From the first line to the last, return the data exactly, with no pictures.

-- Opening Marker --

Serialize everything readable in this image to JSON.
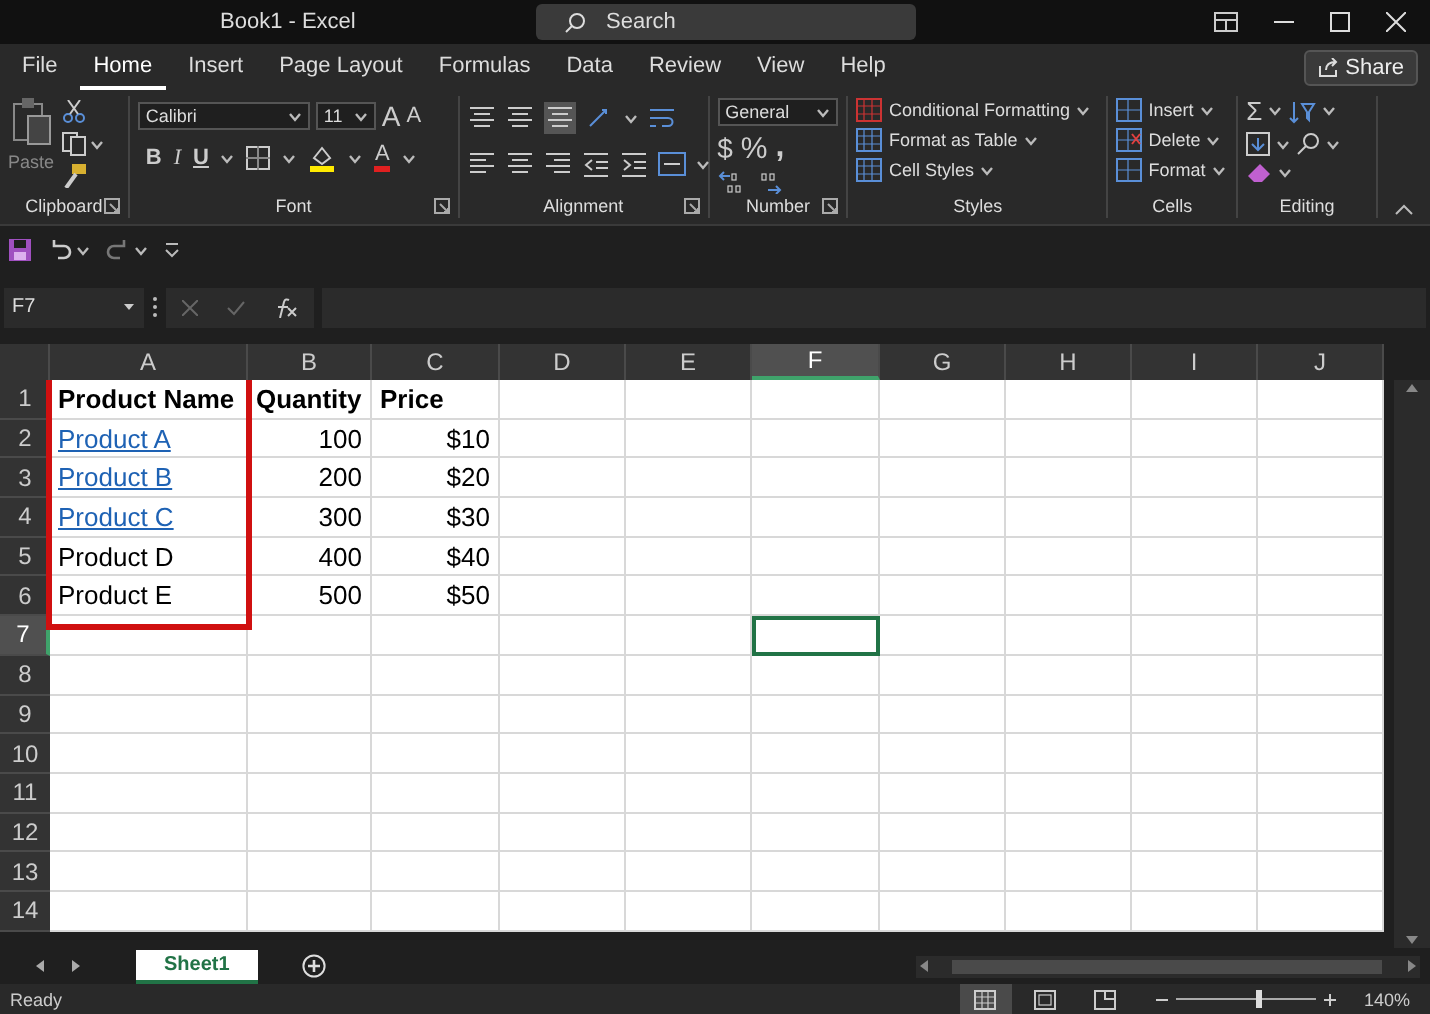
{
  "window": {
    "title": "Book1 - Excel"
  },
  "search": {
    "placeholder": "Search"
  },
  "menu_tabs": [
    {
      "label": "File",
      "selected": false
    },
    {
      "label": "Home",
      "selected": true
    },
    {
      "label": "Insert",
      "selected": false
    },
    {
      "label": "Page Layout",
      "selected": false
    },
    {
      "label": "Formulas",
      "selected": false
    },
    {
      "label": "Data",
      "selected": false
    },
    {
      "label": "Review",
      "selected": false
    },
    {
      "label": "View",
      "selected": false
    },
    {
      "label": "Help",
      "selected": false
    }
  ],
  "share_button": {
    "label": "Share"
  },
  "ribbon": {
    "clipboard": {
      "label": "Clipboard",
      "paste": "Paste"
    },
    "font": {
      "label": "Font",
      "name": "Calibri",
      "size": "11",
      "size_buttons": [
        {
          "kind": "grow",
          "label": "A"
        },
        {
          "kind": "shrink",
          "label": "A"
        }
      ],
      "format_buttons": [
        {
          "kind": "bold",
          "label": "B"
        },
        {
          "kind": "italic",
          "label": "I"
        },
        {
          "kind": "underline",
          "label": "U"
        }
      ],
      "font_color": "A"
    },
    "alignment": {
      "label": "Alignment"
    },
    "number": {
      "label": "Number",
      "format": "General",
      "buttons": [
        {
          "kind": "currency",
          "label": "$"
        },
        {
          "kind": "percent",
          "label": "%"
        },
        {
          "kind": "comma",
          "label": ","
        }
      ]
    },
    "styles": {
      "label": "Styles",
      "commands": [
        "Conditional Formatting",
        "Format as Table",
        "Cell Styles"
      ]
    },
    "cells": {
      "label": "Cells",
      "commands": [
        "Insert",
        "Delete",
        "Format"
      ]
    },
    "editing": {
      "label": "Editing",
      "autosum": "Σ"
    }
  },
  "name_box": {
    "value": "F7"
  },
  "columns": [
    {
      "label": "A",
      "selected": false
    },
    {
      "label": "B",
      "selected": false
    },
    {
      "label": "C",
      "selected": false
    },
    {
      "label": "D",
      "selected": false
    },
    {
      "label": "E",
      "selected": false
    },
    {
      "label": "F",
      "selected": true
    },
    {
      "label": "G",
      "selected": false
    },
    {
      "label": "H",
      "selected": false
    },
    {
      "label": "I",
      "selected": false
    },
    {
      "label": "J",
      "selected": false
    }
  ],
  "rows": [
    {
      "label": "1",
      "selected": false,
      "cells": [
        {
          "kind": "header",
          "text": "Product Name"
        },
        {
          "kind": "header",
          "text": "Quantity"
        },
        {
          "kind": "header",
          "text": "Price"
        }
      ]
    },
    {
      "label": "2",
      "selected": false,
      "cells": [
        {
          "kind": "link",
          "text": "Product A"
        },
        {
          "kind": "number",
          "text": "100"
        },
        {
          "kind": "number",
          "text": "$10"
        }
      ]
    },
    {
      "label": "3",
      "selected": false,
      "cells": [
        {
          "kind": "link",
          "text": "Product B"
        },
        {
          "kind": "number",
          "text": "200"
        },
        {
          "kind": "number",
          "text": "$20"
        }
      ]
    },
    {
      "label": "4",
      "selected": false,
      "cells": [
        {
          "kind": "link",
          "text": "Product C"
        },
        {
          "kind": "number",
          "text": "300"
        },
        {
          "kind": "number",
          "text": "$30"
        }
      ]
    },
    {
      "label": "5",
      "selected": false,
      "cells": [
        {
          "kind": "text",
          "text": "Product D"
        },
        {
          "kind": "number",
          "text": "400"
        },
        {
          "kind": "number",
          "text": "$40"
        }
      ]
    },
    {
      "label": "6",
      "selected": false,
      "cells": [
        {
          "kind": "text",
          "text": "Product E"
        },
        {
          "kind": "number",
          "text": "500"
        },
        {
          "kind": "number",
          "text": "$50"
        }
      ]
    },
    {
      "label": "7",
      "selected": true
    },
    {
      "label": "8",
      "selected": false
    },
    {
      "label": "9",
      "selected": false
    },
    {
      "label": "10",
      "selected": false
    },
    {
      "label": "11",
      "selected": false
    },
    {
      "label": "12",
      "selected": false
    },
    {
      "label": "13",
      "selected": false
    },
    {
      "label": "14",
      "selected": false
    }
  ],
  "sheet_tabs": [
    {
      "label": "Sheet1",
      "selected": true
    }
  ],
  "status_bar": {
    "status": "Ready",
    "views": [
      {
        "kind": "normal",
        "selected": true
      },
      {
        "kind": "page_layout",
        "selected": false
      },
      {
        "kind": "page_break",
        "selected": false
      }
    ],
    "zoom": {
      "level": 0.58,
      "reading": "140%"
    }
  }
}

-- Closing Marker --

## OUTPUT
Serialize everything readable in this image to JSON.
{
  "window": {
    "title": "Book1 - Excel"
  },
  "search": {
    "placeholder": "Search"
  },
  "menu_tabs": [
    {
      "label": "File",
      "selected": false
    },
    {
      "label": "Home",
      "selected": true
    },
    {
      "label": "Insert",
      "selected": false
    },
    {
      "label": "Page Layout",
      "selected": false
    },
    {
      "label": "Formulas",
      "selected": false
    },
    {
      "label": "Data",
      "selected": false
    },
    {
      "label": "Review",
      "selected": false
    },
    {
      "label": "View",
      "selected": false
    },
    {
      "label": "Help",
      "selected": false
    }
  ],
  "share_button": {
    "label": "Share"
  },
  "ribbon": {
    "clipboard": {
      "label": "Clipboard",
      "paste": "Paste"
    },
    "font": {
      "label": "Font",
      "name": "Calibri",
      "size": "11",
      "size_buttons": [
        {
          "kind": "grow",
          "label": "A"
        },
        {
          "kind": "shrink",
          "label": "A"
        }
      ],
      "format_buttons": [
        {
          "kind": "bold",
          "label": "B"
        },
        {
          "kind": "italic",
          "label": "I"
        },
        {
          "kind": "underline",
          "label": "U"
        }
      ],
      "font_color": "A"
    },
    "alignment": {
      "label": "Alignment"
    },
    "number": {
      "label": "Number",
      "format": "General",
      "buttons": [
        {
          "kind": "currency",
          "label": "$"
        },
        {
          "kind": "percent",
          "label": "%"
        },
        {
          "kind": "comma",
          "label": ","
        }
      ]
    },
    "styles": {
      "label": "Styles",
      "commands": [
        "Conditional Formatting",
        "Format as Table",
        "Cell Styles"
      ]
    },
    "cells": {
      "label": "Cells",
      "commands": [
        "Insert",
        "Delete",
        "Format"
      ]
    },
    "editing": {
      "label": "Editing",
      "autosum": "Σ"
    }
  },
  "name_box": {
    "value": "F7"
  },
  "columns": [
    {
      "label": "A",
      "selected": false
    },
    {
      "label": "B",
      "selected": false
    },
    {
      "label": "C",
      "selected": false
    },
    {
      "label": "D",
      "selected": false
    },
    {
      "label": "E",
      "selected": false
    },
    {
      "label": "F",
      "selected": true
    },
    {
      "label": "G",
      "selected": false
    },
    {
      "label": "H",
      "selected": false
    },
    {
      "label": "I",
      "selected": false
    },
    {
      "label": "J",
      "selected": false
    }
  ],
  "rows": [
    {
      "label": "1",
      "selected": false,
      "cells": [
        {
          "kind": "header",
          "text": "Product Name"
        },
        {
          "kind": "header",
          "text": "Quantity"
        },
        {
          "kind": "header",
          "text": "Price"
        }
      ]
    },
    {
      "label": "2",
      "selected": false,
      "cells": [
        {
          "kind": "link",
          "text": "Product A"
        },
        {
          "kind": "number",
          "text": "100"
        },
        {
          "kind": "number",
          "text": "$10"
        }
      ]
    },
    {
      "label": "3",
      "selected": false,
      "cells": [
        {
          "kind": "link",
          "text": "Product B"
        },
        {
          "kind": "number",
          "text": "200"
        },
        {
          "kind": "number",
          "text": "$20"
        }
      ]
    },
    {
      "label": "4",
      "selected": false,
      "cells": [
        {
          "kind": "link",
          "text": "Product C"
        },
        {
          "kind": "number",
          "text": "300"
        },
        {
          "kind": "number",
          "text": "$30"
        }
      ]
    },
    {
      "label": "5",
      "selected": false,
      "cells": [
        {
          "kind": "text",
          "text": "Product D"
        },
        {
          "kind": "number",
          "text": "400"
        },
        {
          "kind": "number",
          "text": "$40"
        }
      ]
    },
    {
      "label": "6",
      "selected": false,
      "cells": [
        {
          "kind": "text",
          "text": "Product E"
        },
        {
          "kind": "number",
          "text": "500"
        },
        {
          "kind": "number",
          "text": "$50"
        }
      ]
    },
    {
      "label": "7",
      "selected": true
    },
    {
      "label": "8",
      "selected": false
    },
    {
      "label": "9",
      "selected": false
    },
    {
      "label": "10",
      "selected": false
    },
    {
      "label": "11",
      "selected": false
    },
    {
      "label": "12",
      "selected": false
    },
    {
      "label": "13",
      "selected": false
    },
    {
      "label": "14",
      "selected": false
    }
  ],
  "sheet_tabs": [
    {
      "label": "Sheet1",
      "selected": true
    }
  ],
  "status_bar": {
    "status": "Ready",
    "views": [
      {
        "kind": "normal",
        "selected": true
      },
      {
        "kind": "page_layout",
        "selected": false
      },
      {
        "kind": "page_break",
        "selected": false
      }
    ],
    "zoom": {
      "level": 0.58,
      "reading": "140%"
    }
  }
}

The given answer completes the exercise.